Little to No Side Effects

Another benefit in HBOT relating to injury recovery, is the lack of side effects on the animal. In relation to other treatments HBOT tends to have very little problems, only a few have come up in the thousands of sessions that have been completed. They include, ear problems, barotrauma and visual disturbances. Pets can be watched closely after the treatment to determine if any illness appears. Some may benefit from follow-up treatments after therapy. The risk of side effects can be kept to a minimum through the proper administration of the treatment, such as accurate dosing and the duration of the treatment.

The lack of serious side effects can make the use of a hyperbaric animal chamber advantageous over other treatment options. Avoiding the use of surgery for a low-risk procedure can be incredibly beneficial to animals, particularly those that could be at a higher risk for complications during surgery.

Suitable for Pets of All Sizes

Hyperbaric oxygen therapy can be used to treat pets of various sizes. Everything from Horses, goats, cats and dogs have been treated using hyperbarics. .

The treatment, however, is most often used on cats and dogs, but can also be used in small animal medicine. The range of pet oxygen chambers for sale enables veterinarians to consider options that are suitable for a wide range of animals. Larger hyperbaric chambers can provide enough space for dogs and other large companion animals, and could even be useful for other less traditional pets. Some chambers can treat multiple patients at once to allow for the treatment of more than one animal at the same time. If you are seeking a veterinary hyperbaric chamber for sale, call Sechrist Veterinary Health at (888) 748-3801.

Offers Short and Long-term Treatment Possibilities

Veterinary hyperbaric oxygen therapy can help pets in just one or two sessions or across a number of sessions.

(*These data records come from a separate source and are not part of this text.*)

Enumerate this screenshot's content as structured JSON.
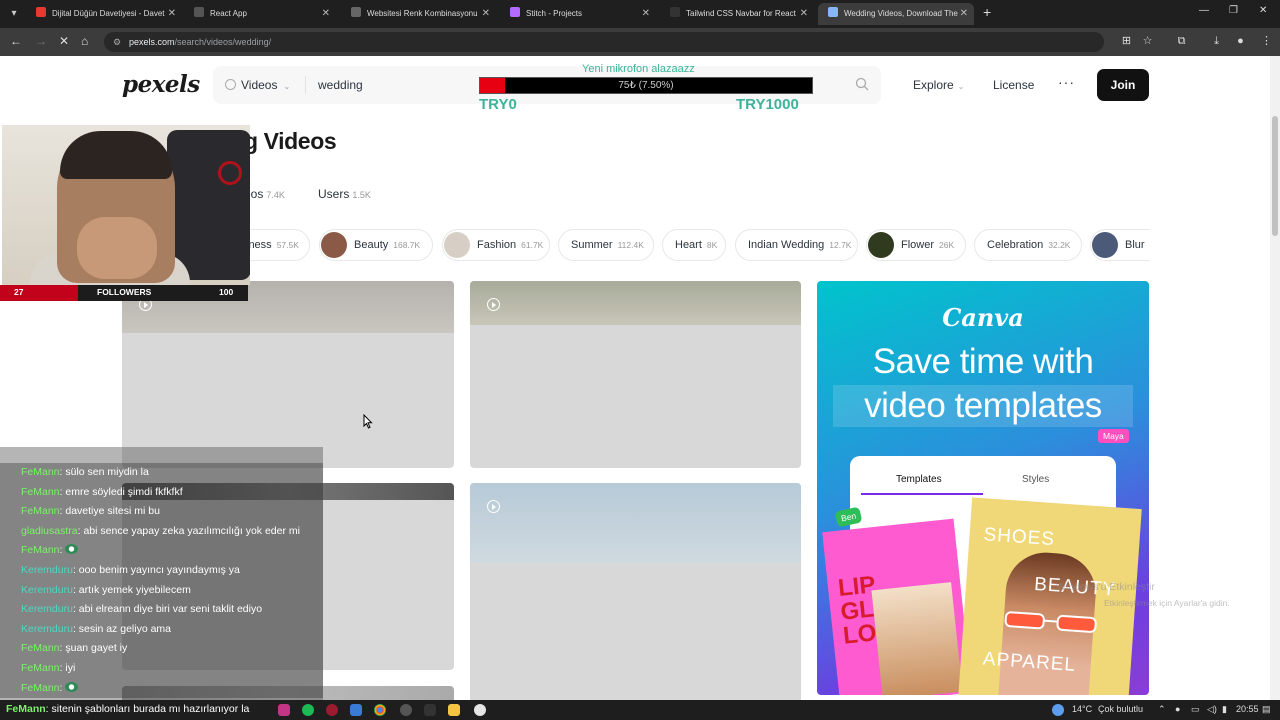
{
  "browser": {
    "tabs": [
      {
        "title": "Dijital Düğün Davetiyesi - Davet",
        "color": "#e53935",
        "active": false
      },
      {
        "title": "React App",
        "color": "#555555",
        "active": false
      },
      {
        "title": "Websitesi Renk Kombinasyonu",
        "color": "#666666",
        "active": false
      },
      {
        "title": "Stitch - Projects",
        "color": "#b36bff",
        "active": false
      },
      {
        "title": "Tailwind CSS Navbar for React",
        "color": "#333333",
        "active": false
      },
      {
        "title": "Wedding Videos, Download The",
        "color": "#8ab4f8",
        "active": true
      }
    ],
    "url_host": "pexels.com",
    "url_path": "/search/videos/wedding/"
  },
  "header": {
    "logo": "pexels",
    "search_type": "Videos",
    "search_query": "wedding",
    "explore": "Explore",
    "license": "License",
    "more": "···",
    "join": "Join"
  },
  "page": {
    "title_fragment": "g Videos",
    "tab_videos_fragment": "eos",
    "tab_videos_count": "7.4K",
    "tab_users": "Users",
    "tab_users_count": "1.5K"
  },
  "chips": [
    {
      "label": "iness",
      "count": "57.5K",
      "thumb": null
    },
    {
      "label": "Beauty",
      "count": "168.7K",
      "thumb": "#8b5a46"
    },
    {
      "label": "Fashion",
      "count": "61.7K",
      "thumb": "#d7cfc6"
    },
    {
      "label": "Summer",
      "count": "112.4K",
      "thumb": null
    },
    {
      "label": "Heart",
      "count": "8K",
      "thumb": null
    },
    {
      "label": "Indian Wedding",
      "count": "12.7K",
      "thumb": null
    },
    {
      "label": "Flower",
      "count": "26K",
      "thumb": "#2f3a1e"
    },
    {
      "label": "Celebration",
      "count": "32.2K",
      "thumb": null
    },
    {
      "label": "Blur",
      "count": "",
      "thumb": "#4a5a78"
    }
  ],
  "ad": {
    "brand": "Canva",
    "headline_1": "Save time with",
    "headline_2": "video templates",
    "maya_tag": "Maya",
    "tab_templates": "Templates",
    "tab_styles": "Styles",
    "ben_tag": "Ben",
    "pink_text": "LIP GLOSS LO",
    "yellow_1": "SHOES",
    "yellow_2": "BEAUTY",
    "yellow_3": "APPAREL"
  },
  "watermark": {
    "line1": "Windows'u Etkinleştir",
    "line2": "Etkinleştirmek için Ayarlar'a gidin."
  },
  "stream": {
    "goal_title": "Yeni mikrofon alazaazz",
    "goal_progress": "75₺ (7.50%)",
    "goal_fraction": 0.075,
    "goal_min": "TRY0",
    "goal_max": "TRY1000",
    "followers_min": "27",
    "followers_label": "FOLLOWERS",
    "followers_max": "100"
  },
  "chat": [
    {
      "user": "FeMann",
      "msg": ": sülo sen miydin la",
      "alt": false
    },
    {
      "user": "FeMann",
      "msg": ": emre söyledi şimdi fkfkfkf",
      "alt": false
    },
    {
      "user": "FeMann",
      "msg": ": davetiye sitesi mi bu",
      "alt": false
    },
    {
      "user": "gladiusastra",
      "msg": ": abi sence yapay zeka yazılımcılığı yok eder mi",
      "alt": false
    },
    {
      "user": "FeMann",
      "msg": ":",
      "alt": false,
      "badge": true
    },
    {
      "user": "Keremduru",
      "msg": ": ooo benim yayıncı yayındaymış ya",
      "alt": true
    },
    {
      "user": "Keremduru",
      "msg": ": artık yemek yiyebilecem",
      "alt": true
    },
    {
      "user": "Keremduru",
      "msg": ": abi elreann diye biri var seni taklit ediyo",
      "alt": true
    },
    {
      "user": "Keremduru",
      "msg": ": sesin az geliyo ama",
      "alt": true
    },
    {
      "user": "FeMann",
      "msg": ": şuan gayet iy",
      "alt": false
    },
    {
      "user": "FeMann",
      "msg": ": iyi",
      "alt": false
    },
    {
      "user": "FeMann",
      "msg": ":",
      "alt": false,
      "badge": true
    }
  ],
  "chat_bottom": {
    "user": "FeMann",
    "msg": ": sitenin şablonları burada mı hazırlanıyor la"
  },
  "taskbar": {
    "weather": "14°C",
    "weather_desc": "Çok bulutlu",
    "time": "20:55"
  }
}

Repeat treatment can provide the best benefits for many illnesses and injuries. Our case studies include treatment for a rattlesnake bite in a dog that required five sessions, one hour of treatment for four days in combination with standard supporting therapy for canine pancreatitis, and seven sessions of hyperbaric oxygen therapy to treat a sciatic nerve lesion.

Repeated sessions of HBOT can provide a non-traumatic alternative to other treatments or can work in tandem with other types of treatment to treat illness and injury in pets. Hyperbaric specialists can determine the effective use of hyperbaric animal chambers and how many sessions might be necessary to treat a particular ailment.

Provides Treatment Where Others Might Fail

Veterinarians can offer hyperbaric medicine for pets in many cases when other treatments might not have been as effective as hoped. After trying other therapies and treatments, some pets might be referred for hyperbaric oxygen therapy as an alternative. In cases when treatment might even seem hopeless, HBOT can offer a viable alternative that produces results when no other treatment can. The use of hyperbaric oxygen therapy can also help veterinarians to save money or can make treatment less complicated time-consuming.

Hyperbaric oxygen therapy doesn’t always need to be a last resort treatment, yes, it can often help when other treatments aren’t successful, however, used alone can save time and money. Both valuable factors to consider when deciding on the best treatment plan for an animal.

HBOT offers a number of benefits for pets suffering from a range of ailments, providing both vets and pet owners with a viable treatment option.